Mór has a lot of potential meanings. Its primary meaning is big/large, but it can also mean “great” (as in size or age, not as in “wonderful”). It can also mean “grand/elder,” as in máthair mhór (a term for “grandmother”).
Mór can mean “intense” (pian mhór — “intense pain”). It can mean “serious” or “grave” (earráid mhór — a grave error). It can mean lots of things, but one thing it DOESN’T mean is “good.”
In fact, the phrase saol mór has the specific meaning of “the whole world/everybody,” which doesn’t make any sense at all here. If you want to say “a good life,” in Irish, you’d say saol maith (there are almost certainly other ways to say it, but that’s a direct translation).

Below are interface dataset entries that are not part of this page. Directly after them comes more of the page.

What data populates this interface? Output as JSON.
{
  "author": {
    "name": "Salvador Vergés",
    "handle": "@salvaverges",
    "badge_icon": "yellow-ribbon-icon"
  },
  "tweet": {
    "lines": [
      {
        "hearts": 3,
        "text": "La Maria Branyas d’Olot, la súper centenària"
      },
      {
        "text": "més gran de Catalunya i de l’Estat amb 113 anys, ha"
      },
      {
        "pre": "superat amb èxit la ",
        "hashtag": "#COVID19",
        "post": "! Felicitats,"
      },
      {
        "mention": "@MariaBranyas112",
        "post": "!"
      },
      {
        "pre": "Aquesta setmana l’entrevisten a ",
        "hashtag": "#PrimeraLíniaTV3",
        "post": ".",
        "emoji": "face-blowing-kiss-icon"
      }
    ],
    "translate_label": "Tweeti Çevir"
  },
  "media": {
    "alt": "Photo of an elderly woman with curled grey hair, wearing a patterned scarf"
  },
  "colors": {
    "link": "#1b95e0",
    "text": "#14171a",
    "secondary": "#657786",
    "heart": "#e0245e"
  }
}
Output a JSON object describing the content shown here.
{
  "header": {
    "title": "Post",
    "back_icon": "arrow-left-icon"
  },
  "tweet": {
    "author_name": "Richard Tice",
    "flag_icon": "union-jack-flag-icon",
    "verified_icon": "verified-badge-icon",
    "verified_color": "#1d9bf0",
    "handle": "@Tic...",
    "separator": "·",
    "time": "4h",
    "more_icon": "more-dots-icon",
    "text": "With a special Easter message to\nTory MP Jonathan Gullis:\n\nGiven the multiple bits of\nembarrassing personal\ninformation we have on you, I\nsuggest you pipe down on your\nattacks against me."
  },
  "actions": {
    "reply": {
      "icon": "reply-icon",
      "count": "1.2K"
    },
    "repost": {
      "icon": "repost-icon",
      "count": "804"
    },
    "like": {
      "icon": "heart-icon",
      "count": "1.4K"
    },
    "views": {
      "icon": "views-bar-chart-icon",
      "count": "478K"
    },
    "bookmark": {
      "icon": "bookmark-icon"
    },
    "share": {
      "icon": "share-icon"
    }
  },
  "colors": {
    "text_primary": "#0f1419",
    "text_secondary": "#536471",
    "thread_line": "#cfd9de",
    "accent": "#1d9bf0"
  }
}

I’ve been wracking my brain trying to figure out where he got “saol mór” for “a good life.” I suspect he saw the word “great” as one of mór‘s possible definitions and assumed it meant “great” as in “wonderful” or “terrific,” but that’s just a guess.
Even A Broken Clock is Right Twice a Day
Our “translator” got part of the second phrase correct as well. Saol fada does, indeed, mean “a long life. As the proverb says, even a broken clock is right twice a day (well, assuming it’s an analog clock, anyway).
The problem is with the preposition gan. I’m not sure where he got the idea that gan means “not,” but it doesn’t. It means “without.”
So, to sum things up, our hero may have been trying to say “Live a good life, not a long life,” but what he got was something quite different:
“Alive a big life without a long life”
So How Should You Say It?
There are probably several ways to express this concept in Irish, but the simplest to my mind (and what I probably would have suggested had this fellow asked me for advice) is:
Is fearr saol maith ná saol fada: A good life is better than a long life
This has the advantage of being a standard construction in Irish, familiar to most speakers and learners from traditional proverbs:
Is fearr Gaeilge bhriste ná Béarla cliste (“Broken Irish is better than clever English”)
Is fearr rith maith ná droch-sheasamh (“A good run is better than a bad stand” — i.e., discretion is the better part of valor).
I would also, however, suggest that he seek out a professional translator (if it’s worth having it on your skin forever, it’s worth paying a little for a good translation, am I right?).
If a professional is out of the question, I’d strongly encourage him to visit The Irish Language Forum, where there are lots of people with good Irish who can weigh in on the best way to express what he wants to say.
In fact, I think I’d encourage him to visit the forum even if he does get a professional translation, for a little peace of mind, if nothing else.
Surely that’s not too much to ask?
It’s Not Just Irish
If it’s any consolation, Scottish Gaelic speakers have to deal with this kind of thing too. Here’s a Bored Panda post that my friend and editor Emily McEwan wrote about bad tattoo translations in that language:
In addition to being “The Geeky Gaeilgeoir,” Audrey Nickel is the author of The Irish Gaelic Tattoo Handbook,” published by Bradan Press, Nova Scotia, Canada. For information about the book, including where to buy it, please visit http://www.bradanpress.com/irish-tattoo-handbook/